Blues, Spirituals, and African American Novel
The Invisible Man or the Invisible Woman
In Ralph Ellison’s Invisible Man, his novels tells a story of a educated African American on a quest a to find his true identity. Throughout his life, he has been controlled and oppressed by white men in order for him to make a name for himself. He tells his own story as the narrator and he journey’s from the South where he attends an all-black college to finally Harlem where he joins cult-like political party called the Brotherhood. The narrator is handed these roles throughout the book, whether it is a driver, a student, a worker, or a party member, which ...view middle of the document...
Mr. Norton’s daughter, Hubert’s wife, Emma, Sybil and the Naked Blonde, symbolizes these portrayals. The novel's most notable white women are highly sexualized and are used by the novel's men by means of that sexuality. These women, especially the Naked Blonde and Sybil, are demoted to the role of the stereotypical white seductress who is attracted to the equally stereotypical sexual interest of the black man. The Naked Blonde, with a "small American flag tattooed upon her belly," (Ellison 19) dances for the narrator and the other black boys before the Battle Royal and is recognized as an obvious taboo by them. She is supposedly seems to be undermining dream girl for every man, white or black. The idea of watching this white women dance seductively is a terrible, horrifying and shameful moment for the narrator and the other boys because she is forbidden to them due to them being black and the her solely purpose of her strip tease is to make the boys uncomfortable. On the contrary, for the white men they see her has just merely as a stripper therefore she is of lower status. The men only want her for her service, which is to pay her to sexual arouse them. The white men use their money and high-class statuses to dominated and control the Naked Blonde’s sexuality. The Naked Blonde is completely aware of her sexuality and smiles at the fear" (20) of the black boys as she dances for them.

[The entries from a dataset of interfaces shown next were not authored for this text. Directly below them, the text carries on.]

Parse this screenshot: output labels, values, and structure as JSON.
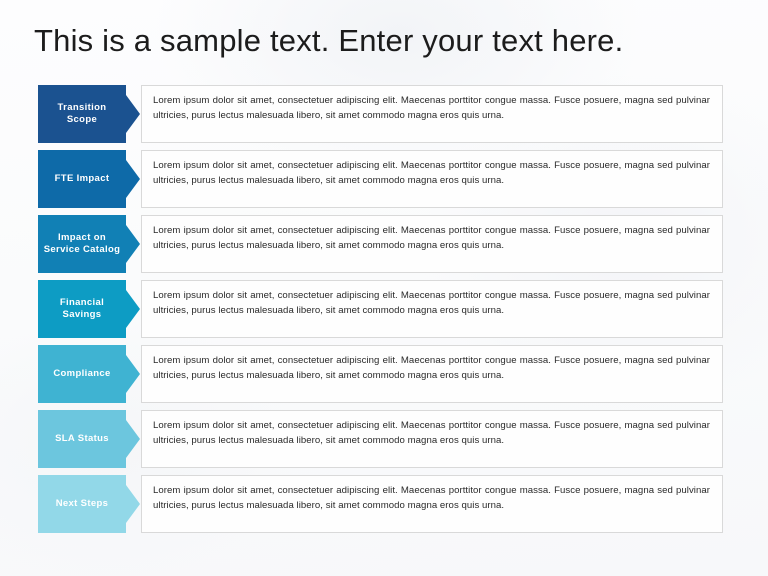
{
  "slide": {
    "title": "This is a sample text. Enter your text here.",
    "body_text": "Lorem ipsum dolor sit amet, consectetuer adipiscing elit. Maecenas porttitor congue massa. Fusce posuere, magna sed pulvinar ultricies, purus lectus malesuada libero, sit amet commodo magna eros quis urna.",
    "colors": {
      "background": "#fafbfc",
      "title_text": "#1c1c1c",
      "body_text": "#2a2a2a",
      "content_border": "#d9d9d9",
      "content_fill": "#fefefe",
      "label_text": "#ffffff"
    }
  },
  "rows": [
    {
      "label": "Transition Scope",
      "color": "#1b5290",
      "text": "Lorem ipsum dolor sit amet, consectetuer adipiscing elit. Maecenas porttitor congue massa. Fusce posuere, magna sed pulvinar ultricies, purus lectus malesuada libero, sit amet commodo magna eros quis urna."
    },
    {
      "label": "FTE Impact",
      "color": "#0e6aa8",
      "text": "Lorem ipsum dolor sit amet, consectetuer adipiscing elit. Maecenas porttitor congue massa. Fusce posuere, magna sed pulvinar ultricies, purus lectus malesuada libero, sit amet commodo magna eros quis urna."
    },
    {
      "label": "Impact on Service Catalog",
      "color": "#1180b5",
      "text": "Lorem ipsum dolor sit amet, consectetuer adipiscing elit. Maecenas porttitor congue massa. Fusce posuere, magna sed pulvinar ultricies, purus lectus malesuada libero, sit amet commodo magna eros quis urna."
    },
    {
      "label": "Financial Savings",
      "color": "#0d9cc4",
      "text": "Lorem ipsum dolor sit amet, consectetuer adipiscing elit. Maecenas porttitor congue massa. Fusce posuere, magna sed pulvinar ultricies, purus lectus malesuada libero, sit amet commodo magna eros quis urna."
    },
    {
      "label": "Compliance",
      "color": "#3fb3d2",
      "text": "Lorem ipsum dolor sit amet, consectetuer adipiscing elit. Maecenas porttitor congue massa. Fusce posuere, magna sed pulvinar ultricies, purus lectus malesuada libero, sit amet commodo magna eros quis urna."
    },
    {
      "label": "SLA Status",
      "color": "#6cc6de",
      "text": "Lorem ipsum dolor sit amet, consectetuer adipiscing elit. Maecenas porttitor congue massa. Fusce posuere, magna sed pulvinar ultricies, purus lectus malesuada libero, sit amet commodo magna eros quis urna."
    },
    {
      "label": "Next Steps",
      "color": "#92d8e8",
      "text": "Lorem ipsum dolor sit amet, consectetuer adipiscing elit. Maecenas porttitor congue massa. Fusce posuere, magna sed pulvinar ultricies, purus lectus malesuada libero, sit amet commodo magna eros quis urna."
    }
  ]
}
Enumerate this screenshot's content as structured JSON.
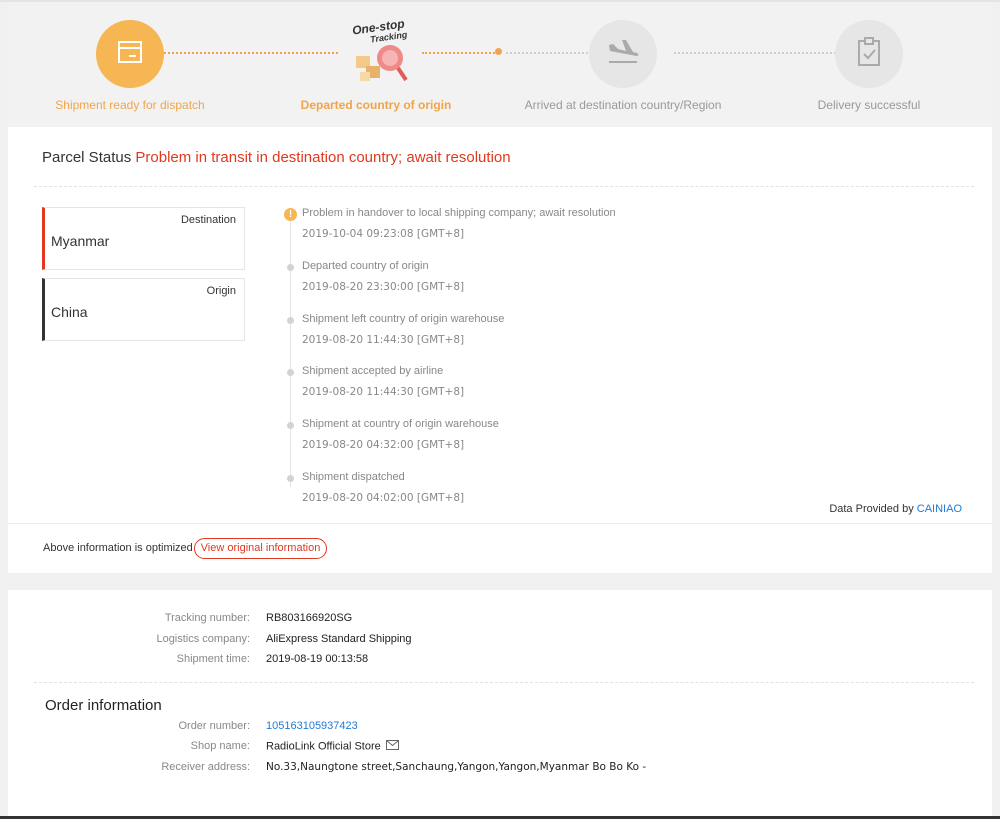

Just as she serves as the stereotypical female seductress, she then represents a similar stereotype onto the boys, as she believes that they will not be able to control their mannish ways in the presence of her naked body. She teases them knowingly at their discomfort, aware that it is evidence of their attraction to her. The Naked Blonde is not only reduced to the role of seductress, but is used as a service by the white men to fulfill their own desires. As a stripper, the Naked Blonde's purpose is to entertain, arouse, and follow the white men's orders. The evidence of misuse of the Naked Blonde service is shown through the "terror and disgust in her eyes" as they chase her around the floor and toss "her as college boys tossed at a hazing" (20). The narrator himself describes her hair as "yellow like that of a circus kewpie doll," (19) further expanding the image of the Naked Blonde of somewhat of a puppet of the rich whites, controlled by them to further their own pleasure.
Similarly to the Naked Blonde, Sybil, the white wife of a Brotherhood member, portrays a forbidden white female and also plays the role as the overly sexual white seductress. Cleverly, Sybil, in Greek-Roman mythology, was a siren that attracted sailors to their death, (Encyclopedia-Britannica) advancing the image of Sybil as a white seductress. In the novel, she admits to having rape fantasies involving black men, furthering the stereotype that black men cannot control their sexual impulses towards white women. She begs the narrator to "threaten to kill" her (518) and cries, " you big black...